- Because nothing is too hard for God—He can do what no man, no counselor, no psychiatrist or rehab can do. He can transform a sinner into a saint; the lost into the found. The sick can be healed. Hard hearts can be softened. Stubborn souls can surrender. The dead can be raised to life. If God resurrected Jesus to give us eternal life, then what can he not do?
- Because God loves your child with an everlasting love—even more than you. He’s crazy about them and will do whatever it takes to reach them. But he won’t force them to respond.
- Because God wants you to trust Him—even though things may look hopeless at this moment. As you bring your child to Him, He can bring something very, very good out of something very, very bad. He’s still with them. He’ll never leave.
At my lowest point, I received an astonishing phone call. My daughter had finally agreed to go into rehab! I never thought it would happen. I’d almost given up. In moments of despair, a dear friend would often encourage me with these words,
“As long as your child is still breathing, there is still hope.”
Yes, dear parent, there is.
“May the Lord answer you when you are in distress; may the name of the God of Jacob protect you.

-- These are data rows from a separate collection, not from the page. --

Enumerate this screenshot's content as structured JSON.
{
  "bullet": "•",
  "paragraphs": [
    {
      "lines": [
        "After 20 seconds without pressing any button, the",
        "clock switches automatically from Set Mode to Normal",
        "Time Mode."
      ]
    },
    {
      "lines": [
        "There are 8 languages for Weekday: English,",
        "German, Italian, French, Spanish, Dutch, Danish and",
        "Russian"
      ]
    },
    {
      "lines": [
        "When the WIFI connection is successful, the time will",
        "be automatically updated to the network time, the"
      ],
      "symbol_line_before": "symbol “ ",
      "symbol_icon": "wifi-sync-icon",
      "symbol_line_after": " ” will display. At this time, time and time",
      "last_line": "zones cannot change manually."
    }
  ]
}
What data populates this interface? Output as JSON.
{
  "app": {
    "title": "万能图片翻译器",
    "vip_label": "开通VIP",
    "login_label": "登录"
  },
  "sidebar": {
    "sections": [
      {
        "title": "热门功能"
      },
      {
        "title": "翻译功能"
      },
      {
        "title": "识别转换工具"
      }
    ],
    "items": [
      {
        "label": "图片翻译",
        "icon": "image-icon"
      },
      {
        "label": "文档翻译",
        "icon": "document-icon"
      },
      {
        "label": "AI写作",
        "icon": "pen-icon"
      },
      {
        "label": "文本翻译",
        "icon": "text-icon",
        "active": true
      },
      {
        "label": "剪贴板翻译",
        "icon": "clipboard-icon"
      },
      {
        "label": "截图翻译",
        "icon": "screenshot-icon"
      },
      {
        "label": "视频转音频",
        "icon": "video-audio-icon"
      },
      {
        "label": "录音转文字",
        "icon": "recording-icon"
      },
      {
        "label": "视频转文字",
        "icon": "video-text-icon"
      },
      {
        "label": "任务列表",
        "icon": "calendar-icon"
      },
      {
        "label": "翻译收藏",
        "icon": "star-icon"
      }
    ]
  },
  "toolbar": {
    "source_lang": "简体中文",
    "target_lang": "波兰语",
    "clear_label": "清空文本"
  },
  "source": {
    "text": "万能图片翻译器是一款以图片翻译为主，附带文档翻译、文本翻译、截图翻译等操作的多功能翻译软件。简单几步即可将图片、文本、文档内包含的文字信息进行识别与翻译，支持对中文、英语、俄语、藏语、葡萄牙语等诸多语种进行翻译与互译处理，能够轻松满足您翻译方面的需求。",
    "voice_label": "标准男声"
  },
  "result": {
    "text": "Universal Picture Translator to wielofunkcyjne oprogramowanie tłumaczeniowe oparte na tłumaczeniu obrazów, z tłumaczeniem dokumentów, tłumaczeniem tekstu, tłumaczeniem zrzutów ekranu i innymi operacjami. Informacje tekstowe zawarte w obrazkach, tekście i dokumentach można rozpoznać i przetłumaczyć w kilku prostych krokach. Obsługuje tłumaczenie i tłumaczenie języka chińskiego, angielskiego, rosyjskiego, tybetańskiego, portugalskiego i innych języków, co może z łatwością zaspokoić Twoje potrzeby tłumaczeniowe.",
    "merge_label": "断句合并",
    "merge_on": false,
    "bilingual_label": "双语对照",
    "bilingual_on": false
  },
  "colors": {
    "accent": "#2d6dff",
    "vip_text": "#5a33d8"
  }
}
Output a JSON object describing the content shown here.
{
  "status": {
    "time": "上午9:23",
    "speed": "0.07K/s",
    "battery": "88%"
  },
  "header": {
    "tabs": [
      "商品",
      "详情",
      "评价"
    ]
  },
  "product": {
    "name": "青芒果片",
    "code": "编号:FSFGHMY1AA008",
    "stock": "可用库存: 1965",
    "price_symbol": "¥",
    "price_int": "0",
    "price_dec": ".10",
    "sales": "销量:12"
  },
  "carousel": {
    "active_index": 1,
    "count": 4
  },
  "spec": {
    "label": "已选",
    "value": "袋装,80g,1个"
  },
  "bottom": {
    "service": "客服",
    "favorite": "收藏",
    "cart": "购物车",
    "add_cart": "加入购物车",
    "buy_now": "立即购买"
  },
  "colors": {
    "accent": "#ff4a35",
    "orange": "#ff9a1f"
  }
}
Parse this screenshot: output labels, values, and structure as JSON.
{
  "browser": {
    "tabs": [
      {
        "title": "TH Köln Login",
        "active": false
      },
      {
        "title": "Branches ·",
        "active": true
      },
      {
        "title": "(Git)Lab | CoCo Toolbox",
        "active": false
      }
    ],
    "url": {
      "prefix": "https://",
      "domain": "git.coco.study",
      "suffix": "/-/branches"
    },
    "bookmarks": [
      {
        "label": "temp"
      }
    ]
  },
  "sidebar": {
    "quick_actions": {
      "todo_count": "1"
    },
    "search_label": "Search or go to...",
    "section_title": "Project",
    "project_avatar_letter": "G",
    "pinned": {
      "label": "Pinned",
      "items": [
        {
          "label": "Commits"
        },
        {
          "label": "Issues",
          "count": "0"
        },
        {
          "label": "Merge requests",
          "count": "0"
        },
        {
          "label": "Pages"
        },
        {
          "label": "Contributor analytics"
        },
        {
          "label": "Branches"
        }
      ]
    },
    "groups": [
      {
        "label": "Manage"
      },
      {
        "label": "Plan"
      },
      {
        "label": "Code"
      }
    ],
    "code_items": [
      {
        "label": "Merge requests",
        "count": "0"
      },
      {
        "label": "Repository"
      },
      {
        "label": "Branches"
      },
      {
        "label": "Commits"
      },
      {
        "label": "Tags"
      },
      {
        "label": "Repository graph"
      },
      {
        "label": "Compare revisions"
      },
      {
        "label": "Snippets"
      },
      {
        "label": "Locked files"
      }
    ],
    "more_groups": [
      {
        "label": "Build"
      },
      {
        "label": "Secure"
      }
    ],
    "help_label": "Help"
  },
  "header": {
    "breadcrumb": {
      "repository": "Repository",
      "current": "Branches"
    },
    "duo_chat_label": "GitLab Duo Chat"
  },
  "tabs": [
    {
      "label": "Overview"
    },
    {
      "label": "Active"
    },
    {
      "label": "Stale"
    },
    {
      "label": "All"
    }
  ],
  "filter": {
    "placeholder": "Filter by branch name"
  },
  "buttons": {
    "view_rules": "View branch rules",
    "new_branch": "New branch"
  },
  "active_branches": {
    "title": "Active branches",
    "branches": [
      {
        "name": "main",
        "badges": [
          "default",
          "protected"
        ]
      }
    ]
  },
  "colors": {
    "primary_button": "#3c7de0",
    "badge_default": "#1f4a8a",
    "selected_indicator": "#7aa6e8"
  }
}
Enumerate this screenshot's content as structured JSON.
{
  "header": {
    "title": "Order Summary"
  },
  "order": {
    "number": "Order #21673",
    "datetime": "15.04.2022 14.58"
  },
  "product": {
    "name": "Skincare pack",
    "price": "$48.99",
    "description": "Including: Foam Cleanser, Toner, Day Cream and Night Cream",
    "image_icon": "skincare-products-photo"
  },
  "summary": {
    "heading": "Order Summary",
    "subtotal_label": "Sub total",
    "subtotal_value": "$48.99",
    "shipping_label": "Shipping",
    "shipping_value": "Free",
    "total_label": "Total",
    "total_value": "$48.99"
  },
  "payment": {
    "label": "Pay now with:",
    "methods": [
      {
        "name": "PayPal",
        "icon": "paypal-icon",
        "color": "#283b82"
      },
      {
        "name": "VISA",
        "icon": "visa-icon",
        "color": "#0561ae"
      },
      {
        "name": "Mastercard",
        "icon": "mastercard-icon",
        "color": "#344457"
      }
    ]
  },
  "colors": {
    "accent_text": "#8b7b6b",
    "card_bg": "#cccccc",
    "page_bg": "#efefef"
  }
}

May he send you help . . . and grant you support . . . may he give you the desire of your heart and make all your plans succeed . . . may the Lord grant all your requests . . . Some trust in horses, but we trust in the name of the Lord our God . . . we rise up and stand firm” (Psalm 20:1-5, 7).
Great and loving God, when I feel like giving up, help me remember these things and keep trusting you with my child. I’ll hold on to hope because of who you are.
In your life-giving name. Amen.
Write down these six things on a piece of paper or print them out. Put it where you can see them the next time you feel tempted to give up and stand firm in the Lord!
Dena sums it up well.
“Let go…and Let God”,
If your teen is just starting to dabble in the areas Dena mentions, I would encourage you to start with our book With All Due Respect: 40 Days to a More Fulfilling Relationship with Your Teens and Tweens. In the book you will have opportunity to take a parenting assessment and find ways to rebuild the relationship with your difficult teen. If your teen needs intervention, Tom and Dena provide hope for parents who need to make difficult choices. Be sure to check out their website.